## HOW TO COMPLETE THIS TASK
Here is a listing. Repeat it exactly and in its entirety.

===============

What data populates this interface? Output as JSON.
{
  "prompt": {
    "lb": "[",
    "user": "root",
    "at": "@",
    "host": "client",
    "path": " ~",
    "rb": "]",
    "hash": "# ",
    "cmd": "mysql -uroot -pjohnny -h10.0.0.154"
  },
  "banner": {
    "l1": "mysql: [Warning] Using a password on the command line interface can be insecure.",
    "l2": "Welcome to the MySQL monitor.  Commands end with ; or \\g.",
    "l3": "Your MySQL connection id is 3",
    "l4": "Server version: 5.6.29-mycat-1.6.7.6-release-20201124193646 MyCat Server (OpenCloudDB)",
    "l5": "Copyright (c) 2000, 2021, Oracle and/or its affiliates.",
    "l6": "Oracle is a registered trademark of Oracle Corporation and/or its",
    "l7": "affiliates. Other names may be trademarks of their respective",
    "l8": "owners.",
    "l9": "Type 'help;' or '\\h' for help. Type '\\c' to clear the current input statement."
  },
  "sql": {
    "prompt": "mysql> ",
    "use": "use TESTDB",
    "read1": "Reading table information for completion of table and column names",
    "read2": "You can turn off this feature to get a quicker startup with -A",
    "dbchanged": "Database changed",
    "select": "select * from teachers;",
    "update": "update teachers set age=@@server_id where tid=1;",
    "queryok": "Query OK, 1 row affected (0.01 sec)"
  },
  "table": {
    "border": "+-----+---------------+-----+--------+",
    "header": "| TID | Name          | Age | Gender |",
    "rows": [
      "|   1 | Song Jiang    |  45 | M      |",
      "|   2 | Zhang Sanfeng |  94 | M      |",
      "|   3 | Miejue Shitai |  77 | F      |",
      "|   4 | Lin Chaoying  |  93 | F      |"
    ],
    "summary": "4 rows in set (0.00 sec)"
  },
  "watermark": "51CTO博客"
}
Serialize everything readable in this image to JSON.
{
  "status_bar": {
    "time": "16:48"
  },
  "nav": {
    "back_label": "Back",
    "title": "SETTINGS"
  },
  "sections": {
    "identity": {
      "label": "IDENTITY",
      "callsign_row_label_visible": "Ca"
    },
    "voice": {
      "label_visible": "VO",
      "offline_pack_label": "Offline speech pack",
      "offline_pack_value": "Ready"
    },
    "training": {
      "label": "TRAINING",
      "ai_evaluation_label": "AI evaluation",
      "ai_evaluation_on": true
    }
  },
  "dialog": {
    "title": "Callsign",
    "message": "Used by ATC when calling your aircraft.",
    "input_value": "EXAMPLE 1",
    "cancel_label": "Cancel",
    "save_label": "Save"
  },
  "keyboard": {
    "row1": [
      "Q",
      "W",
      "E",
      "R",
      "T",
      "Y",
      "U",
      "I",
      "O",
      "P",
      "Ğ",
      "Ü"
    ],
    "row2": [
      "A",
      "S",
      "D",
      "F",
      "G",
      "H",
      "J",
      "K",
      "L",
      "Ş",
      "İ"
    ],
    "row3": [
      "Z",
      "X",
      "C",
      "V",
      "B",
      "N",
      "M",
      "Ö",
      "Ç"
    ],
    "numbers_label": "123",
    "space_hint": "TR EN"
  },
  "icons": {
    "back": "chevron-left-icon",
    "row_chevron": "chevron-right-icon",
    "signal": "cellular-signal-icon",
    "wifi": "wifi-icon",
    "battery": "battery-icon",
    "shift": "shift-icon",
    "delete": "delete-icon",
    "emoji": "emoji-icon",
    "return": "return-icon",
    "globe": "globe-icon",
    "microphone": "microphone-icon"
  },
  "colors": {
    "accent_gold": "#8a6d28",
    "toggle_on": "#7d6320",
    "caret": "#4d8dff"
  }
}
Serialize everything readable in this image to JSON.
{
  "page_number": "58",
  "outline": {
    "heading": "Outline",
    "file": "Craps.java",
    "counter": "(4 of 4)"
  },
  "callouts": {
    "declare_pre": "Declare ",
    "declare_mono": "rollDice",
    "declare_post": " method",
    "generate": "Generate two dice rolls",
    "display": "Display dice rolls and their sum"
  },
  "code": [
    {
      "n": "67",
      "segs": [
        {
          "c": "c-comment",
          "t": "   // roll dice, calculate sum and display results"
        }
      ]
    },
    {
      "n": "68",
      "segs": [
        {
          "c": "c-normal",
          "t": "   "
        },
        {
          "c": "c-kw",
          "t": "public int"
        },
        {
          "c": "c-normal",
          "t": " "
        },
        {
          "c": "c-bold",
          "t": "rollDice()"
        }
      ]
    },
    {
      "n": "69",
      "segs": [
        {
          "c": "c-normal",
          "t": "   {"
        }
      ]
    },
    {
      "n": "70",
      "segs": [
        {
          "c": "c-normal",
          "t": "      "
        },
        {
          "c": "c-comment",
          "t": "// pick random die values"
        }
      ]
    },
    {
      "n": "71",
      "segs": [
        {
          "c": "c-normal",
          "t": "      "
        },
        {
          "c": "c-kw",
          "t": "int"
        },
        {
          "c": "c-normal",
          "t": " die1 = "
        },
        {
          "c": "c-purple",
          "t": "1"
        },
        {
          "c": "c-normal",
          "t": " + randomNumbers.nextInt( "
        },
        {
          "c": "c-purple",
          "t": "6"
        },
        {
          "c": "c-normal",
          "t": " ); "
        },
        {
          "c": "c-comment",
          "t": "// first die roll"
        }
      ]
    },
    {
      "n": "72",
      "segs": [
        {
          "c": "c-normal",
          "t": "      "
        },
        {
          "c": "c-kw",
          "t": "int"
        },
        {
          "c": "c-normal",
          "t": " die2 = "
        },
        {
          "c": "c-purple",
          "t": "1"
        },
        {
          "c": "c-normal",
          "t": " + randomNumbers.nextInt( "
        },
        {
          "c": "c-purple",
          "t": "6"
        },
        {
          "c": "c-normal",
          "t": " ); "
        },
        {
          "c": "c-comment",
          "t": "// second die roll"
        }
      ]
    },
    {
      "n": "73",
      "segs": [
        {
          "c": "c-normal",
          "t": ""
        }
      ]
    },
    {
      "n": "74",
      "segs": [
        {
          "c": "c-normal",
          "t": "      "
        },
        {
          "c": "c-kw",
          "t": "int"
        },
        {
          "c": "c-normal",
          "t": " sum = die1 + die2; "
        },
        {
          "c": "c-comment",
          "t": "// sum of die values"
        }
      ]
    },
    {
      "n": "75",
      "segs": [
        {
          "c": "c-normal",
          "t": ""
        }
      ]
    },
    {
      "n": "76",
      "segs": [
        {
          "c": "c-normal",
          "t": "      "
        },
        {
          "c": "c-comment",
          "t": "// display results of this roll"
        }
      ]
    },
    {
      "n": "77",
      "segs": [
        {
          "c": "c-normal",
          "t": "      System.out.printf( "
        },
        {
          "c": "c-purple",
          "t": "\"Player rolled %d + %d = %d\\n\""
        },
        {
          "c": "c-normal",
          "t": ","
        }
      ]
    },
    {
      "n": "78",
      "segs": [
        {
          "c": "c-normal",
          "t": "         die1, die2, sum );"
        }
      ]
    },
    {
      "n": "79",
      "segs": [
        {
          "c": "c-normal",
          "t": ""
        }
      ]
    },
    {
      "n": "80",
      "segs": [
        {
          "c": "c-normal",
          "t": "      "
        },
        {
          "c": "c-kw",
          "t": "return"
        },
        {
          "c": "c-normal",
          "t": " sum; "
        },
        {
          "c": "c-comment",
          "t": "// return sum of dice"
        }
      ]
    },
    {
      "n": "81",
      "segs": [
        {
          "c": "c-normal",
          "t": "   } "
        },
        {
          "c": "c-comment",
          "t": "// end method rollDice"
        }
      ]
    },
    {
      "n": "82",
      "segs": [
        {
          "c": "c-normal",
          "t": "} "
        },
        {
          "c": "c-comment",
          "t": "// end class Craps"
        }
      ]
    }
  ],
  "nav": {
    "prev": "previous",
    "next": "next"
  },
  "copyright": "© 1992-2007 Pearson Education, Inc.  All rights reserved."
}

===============

## ANSWER SECTION
What data populates this interface? Output as JSON.
{
  "prompt": {
    "lb": "[",
    "user": "root",
    "at": "@",
    "host": "client",
    "path": " ~",
    "rb": "]",
    "hash": "# ",
    "cmd": "mysql -uroot -pjohnny -h10.0.0.154"
  },
  "banner": {
    "l1": "mysql: [Warning] Using a password on the command line interface can be insecure.",
    "l2": "Welcome to the MySQL monitor.  Commands end with ; or \\g.",
    "l3": "Your MySQL connection id is 3",
    "l4": "Server version: 5.6.29-mycat-1.6.7.6-release-20201124193646 MyCat Server (OpenCloudDB)",
    "l5": "Copyright (c) 2000, 2021, Oracle and/or its affiliates.",
    "l6": "Oracle is a registered trademark of Oracle Corporation and/or its",
    "l7": "affiliates. Other names may be trademarks of their respective",
    "l8": "owners.",
    "l9": "Type 'help;' or '\\h' for help. Type '\\c' to clear the current input statement."
  },
  "sql": {
    "prompt": "mysql> ",
    "use": "use TESTDB",
    "read1": "Reading table information for completion of table and column names",
    "read2": "You can turn off this feature to get a quicker startup with -A",
    "dbchanged": "Database changed",
    "select": "select * from teachers;",
    "update": "update teachers set age=@@server_id where tid=1;",
    "queryok": "Query OK, 1 row affected (0.01 sec)"
  },
  "table": {
    "border": "+-----+---------------+-----+--------+",
    "header": "| TID | Name          | Age | Gender |",
    "rows": [
      "|   1 | Song Jiang    |  45 | M      |",
      "|   2 | Zhang Sanfeng |  94 | M      |",
      "|   3 | Miejue Shitai |  77 | F      |",
      "|   4 | Lin Chaoying  |  93 | F      |"
    ],
    "summary": "4 rows in set (0.00 sec)"
  },
  "watermark": "51CTO博客"
}
Serialize everything readable in this image to JSON.
{
  "status_bar": {
    "time": "16:48"
  },
  "nav": {
    "back_label": "Back",
    "title": "SETTINGS"
  },
  "sections": {
    "identity": {
      "label": "IDENTITY",
      "callsign_row_label_visible": "Ca"
    },
    "voice": {
      "label_visible": "VO",
      "offline_pack_label": "Offline speech pack",
      "offline_pack_value": "Ready"
    },
    "training": {
      "label": "TRAINING",
      "ai_evaluation_label": "AI evaluation",
      "ai_evaluation_on": true
    }
  },
  "dialog": {
    "title": "Callsign",
    "message": "Used by ATC when calling your aircraft.",
    "input_value": "EXAMPLE 1",
    "cancel_label": "Cancel",
    "save_label": "Save"
  },
  "keyboard": {
    "row1": [
      "Q",
      "W",
      "E",
      "R",
      "T",
      "Y",
      "U",
      "I",
      "O",
      "P",
      "Ğ",
      "Ü"
    ],
    "row2": [
      "A",
      "S",
      "D",
      "F",
      "G",
      "H",
      "J",
      "K",
      "L",
      "Ş",
      "İ"
    ],
    "row3": [
      "Z",
      "X",
      "C",
      "V",
      "B",
      "N",
      "M",
      "Ö",
      "Ç"
    ],
    "numbers_label": "123",
    "space_hint": "TR EN"
  },
  "icons": {
    "back": "chevron-left-icon",
    "row_chevron": "chevron-right-icon",
    "signal": "cellular-signal-icon",
    "wifi": "wifi-icon",
    "battery": "battery-icon",
    "shift": "shift-icon",
    "delete": "delete-icon",
    "emoji": "emoji-icon",
    "return": "return-icon",
    "globe": "globe-icon",
    "microphone": "microphone-icon"
  },
  "colors": {
    "accent_gold": "#8a6d28",
    "toggle_on": "#7d6320",
    "caret": "#4d8dff"
  }
}
Serialize everything readable in this image to JSON.
{
  "page_number": "58",
  "outline": {
    "heading": "Outline",
    "file": "Craps.java",
    "counter": "(4 of 4)"
  },
  "callouts": {
    "declare_pre": "Declare ",
    "declare_mono": "rollDice",
    "declare_post": " method",
    "generate": "Generate two dice rolls",
    "display": "Display dice rolls and their sum"
  },
  "code": [
    {
      "n": "67",
      "segs": [
        {
          "c": "c-comment",
          "t": "   // roll dice, calculate sum and display results"
        }
      ]
    },
    {
      "n": "68",
      "segs": [
        {
          "c": "c-normal",
          "t": "   "
        },
        {
          "c": "c-kw",
          "t": "public int"
        },
        {
          "c": "c-normal",
          "t": " "
        },
        {
          "c": "c-bold",
          "t": "rollDice()"
        }
      ]
    },
    {
      "n": "69",
      "segs": [
        {
          "c": "c-normal",
          "t": "   {"
        }
      ]
    },
    {
      "n": "70",
      "segs": [
        {
          "c": "c-normal",
          "t": "      "
        },
        {
          "c": "c-comment",
          "t": "// pick random die values"
        }
      ]
    },
    {
      "n": "71",
      "segs": [
        {
          "c": "c-normal",
          "t": "      "
        },
        {
          "c": "c-kw",
          "t": "int"
        },
        {
          "c": "c-normal",
          "t": " die1 = "
        },
        {
          "c": "c-purple",
          "t": "1"
        },
        {
          "c": "c-normal",
          "t": " + randomNumbers.nextInt( "
        },
        {
          "c": "c-purple",
          "t": "6"
        },
        {
          "c": "c-normal",
          "t": " ); "
        },
        {
          "c": "c-comment",
          "t": "// first die roll"
        }
      ]
    },
    {
      "n": "72",
      "segs": [
        {
          "c": "c-normal",
          "t": "      "
        },
        {
          "c": "c-kw",
          "t": "int"
        },
        {
          "c": "c-normal",
          "t": " die2 = "
        },
        {
          "c": "c-purple",
          "t": "1"
        },
        {
          "c": "c-normal",
          "t": " + randomNumbers.nextInt( "
        },
        {
          "c": "c-purple",
          "t": "6"
        },
        {
          "c": "c-normal",
          "t": " ); "
        },
        {
          "c": "c-comment",
          "t": "// second die roll"
        }
      ]
    },
    {
      "n": "73",
      "segs": [
        {
          "c": "c-normal",
          "t": ""
        }
      ]
    },
    {
      "n": "74",
      "segs": [
        {
          "c": "c-normal",
          "t": "      "
        },
        {
          "c": "c-kw",
          "t": "int"
        },
        {
          "c": "c-normal",
          "t": " sum = die1 + die2; "
        },
        {
          "c": "c-comment",
          "t": "// sum of die values"
        }
      ]
    },
    {
      "n": "75",
      "segs": [
        {
          "c": "c-normal",
          "t": ""
        }
      ]
    },
    {
      "n": "76",
      "segs": [
        {
          "c": "c-normal",
          "t": "      "
        },
        {
          "c": "c-comment",
          "t": "// display results of this roll"
        }
      ]
    },
    {
      "n": "77",
      "segs": [
        {
          "c": "c-normal",
          "t": "      System.out.printf( "
        },
        {
          "c": "c-purple",
          "t": "\"Player rolled %d + %d = %d\\n\""
        },
        {
          "c": "c-normal",
          "t": ","
        }
      ]
    },
    {
      "n": "78",
      "segs": [
        {
          "c": "c-normal",
          "t": "         die1, die2, sum );"
        }
      ]
    },
    {
      "n": "79",
      "segs": [
        {
          "c": "c-normal",
          "t": ""
        }
      ]
    },
    {
      "n": "80",
      "segs": [
        {
          "c": "c-normal",
          "t": "      "
        },
        {
          "c": "c-kw",
          "t": "return"
        },
        {
          "c": "c-normal",
          "t": " sum; "
        },
        {
          "c": "c-comment",
          "t": "// return sum of dice"
        }
      ]
    },
    {
      "n": "81",
      "segs": [
        {
          "c": "c-normal",
          "t": "   } "
        },
        {
          "c": "c-comment",
          "t": "// end method rollDice"
        }
      ]
    },
    {
      "n": "82",
      "segs": [
        {
          "c": "c-normal",
          "t": "} "
        },
        {
          "c": "c-comment",
          "t": "// end class Craps"
        }
      ]
    }
  ],
  "nav": {
    "prev": "previous",
    "next": "next"
  },
  "copyright": "© 1992-2007 Pearson Education, Inc.  All rights reserved."
}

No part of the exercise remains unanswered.